Today’s centenary of the Representation of the People Act is in danger of becoming a rose-tinted celebration of votes for women. But it’s worth us remembering this historic legislation with more clarity, so that the anniversary does not get used as an excuse for curtailing democracy once more.
For a start, the Act only extended the franchise to some women – those over the age of thirty, who were occupiers of property or married to occupiers. Younger women still had to wait another decade before they could enjoy the same rights. What’s largely forgotten today is that the 1918 Act newly enfranchised more than five million men, mainly working-class men without property. As a result, the electorate tripled from 7.7 million to 21.4 million with women making up 43 per cent of voters.
Of course, it is thanks to the efforts of the suffragettes that giving the vote to women was on the agenda at all. Over 1000 women were imprisoned, with many going on hunger strike during a sustained fight for suffrage. These brave women deserve all the commemorative concerts, plays, column inches and public debates. Today’s feminists might like to compare themselves to the suffragettes, but they don’t even come close.
The mythology building up around the centenary makes it seems as if suffrage was granted to women as a reward for dropping militancy and getting behind the nation’s war effort. Emmeline and Christabel Pankhurst did urge women to back king and country; they were responsible for giving out white feathers and shaming men who had not signed up. But the idea that democracy was doled out, like sweeties to a reformed child, doesn’t stack up. The majority of women who undertook war work were under 30 and did not get the vote as a thank you.
Back in 1918, a general election, postponed for a decade, could not have been held without a complete overhaul of franchise. An electoral system based primarily upon male property rights was unworkable following the upheavals of the First World War. It was feared that any government elected on such a small mandate would lack legitimacy. So it was partly to shore up the size of the electorate that all men over the age of 21 and eight million women were granted the vote.

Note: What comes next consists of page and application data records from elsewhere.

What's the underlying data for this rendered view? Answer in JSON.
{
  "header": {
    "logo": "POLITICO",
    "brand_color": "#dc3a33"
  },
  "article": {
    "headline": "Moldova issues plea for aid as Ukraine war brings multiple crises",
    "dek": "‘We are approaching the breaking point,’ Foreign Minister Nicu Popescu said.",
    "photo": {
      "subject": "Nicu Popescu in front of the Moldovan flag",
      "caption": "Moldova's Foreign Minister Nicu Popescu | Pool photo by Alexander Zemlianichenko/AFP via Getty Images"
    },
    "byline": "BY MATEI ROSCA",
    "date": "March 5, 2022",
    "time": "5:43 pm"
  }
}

The First World War saw working-class men conscripted and subject to military law. They fought and saw their comrades killed, yet had not been able to vote for the government sending them to a potential death. It was inconceivable that millions of returning soldiers would go back to having no say in how their country was governed. What is truly significant about the Representation of the People Act was that, for the first time, franchise was separated from property. The right to vote became a personal right, inherent in the individual.
But suffrage was no more a reward for well-behaved working-class men than it was for good women. The establishment, having watched in horror as revolution occurred in Russia, worried that men politicised through the experience of war would foment revolution at home. These fears were not ungrounded. In the years before the First World War there had been a huge upsurge in the number of unofficial strikes. Trotsky wrote that, ‘the vague shadow of revolution hovered over Britain in those days.’ This fear of social unrest, and perhaps even of revolution, drove the expansion of democracy. The ruling class gambled it was better to have people casting votes than building barricades.
The Representation of the People Act was a victory for working-class men and some women. It dealt a blow to an establishment used to ruling unchecked. But it can seem as if today’s establishment is all too nostalgic for a time when it could rule without having to be accountable to the electorate. Today, tragically, the centenary of the Act is being used to justify calls to restrict democracy. Theresa May has argued politics needs to be made more female-friendly by curtailing the intimidation of MPs. Yet I’m convinced Sylvia Pankhurst for one would have defended the right to protest and balked at the idea that women need special protections in order to engage in politics. Meanwhile, Emily Thornberry’s argument that votes should be given to 16 years-olds smacks of rewards for good children likely to back Labour.
Despite all the electoral reforms, the practice of ‘plural voting’, whereby people with a university degree could vote twice, was actually expanded in 1918. Not just graduates of Oxford and Cambridge but those who had attended provincial universities could also vote in the constituency where they were resident and where they went to university. Similarly, people with business premises in another constituency could vote twice too. This expansion was a deliberate move to prevent the submerging of more wealthy and more educated voters by the newly enfranchised masses. The response some academics have shown to the outcome of the EU referendum suggests this is an anti-democratic practice some would quite clearly like to see rehabilitated.
The Representation of the People Act deserves celebrating because it allowed citizens who had previously had no say in who ruled over them to have a voice. As the vote for Brexit demonstrated, democracy has the ability to turn society on its head. This is both wonderful and dangerous. But it’s completely lost in the warm glow of the current ‘Votes for Women!’ celebrations.